All dirty water is collected and put through a separator – the liquids from which go through three settling lagoons before being used to flush the yards again.

The solids are composted using a £38,000 French composter, with half spread on the 749ha (1850 acres) of arable and pasture land and the other half about to be allocated as cubicle bedding. “We’re phasing out the sea sand bedding now and will use compost instead. It will save us £45,000 a year in sand and the savings on the wear of the machinery will be immense. The compost can then be recycled and used again.”

Anthony hopes to install an anaerobic digester over the next 18-24 months, which would generate electricity to be sold onto the National Grid, and heat, which would be used in the dairy. “The subsidies for renewable energy are looking quite attractive and we will go and have a look at some USA plants this year. We’re even looking at ways to clean the methane and use it for mains gas rather than convert it to electricity, which is an inefficient process.”

Investment

With further herd expansion looking likely – the parlour can cope with 2000 cows – Anthony is looking to invest up to £1m in a 1MW digester. “The greater the investment and the more cows we have, the bigger the output. We hope to be up and running by spring 2009,” he says.

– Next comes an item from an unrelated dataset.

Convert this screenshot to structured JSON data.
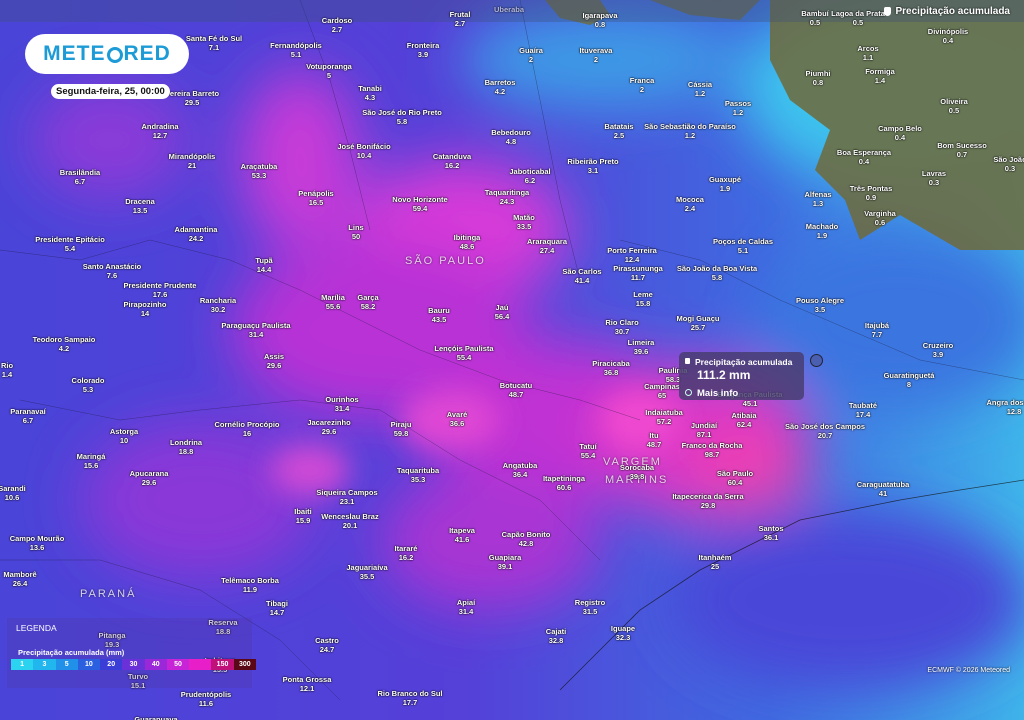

“It’s a really exciting avenue, having a 2000 cow unit that produces two-to-three times more heat and electricity than it requires, as well as enough nutrients for all the crops. This is the only way we can be sustainable – and I think the future on a well run dairy is still looking optimistic.”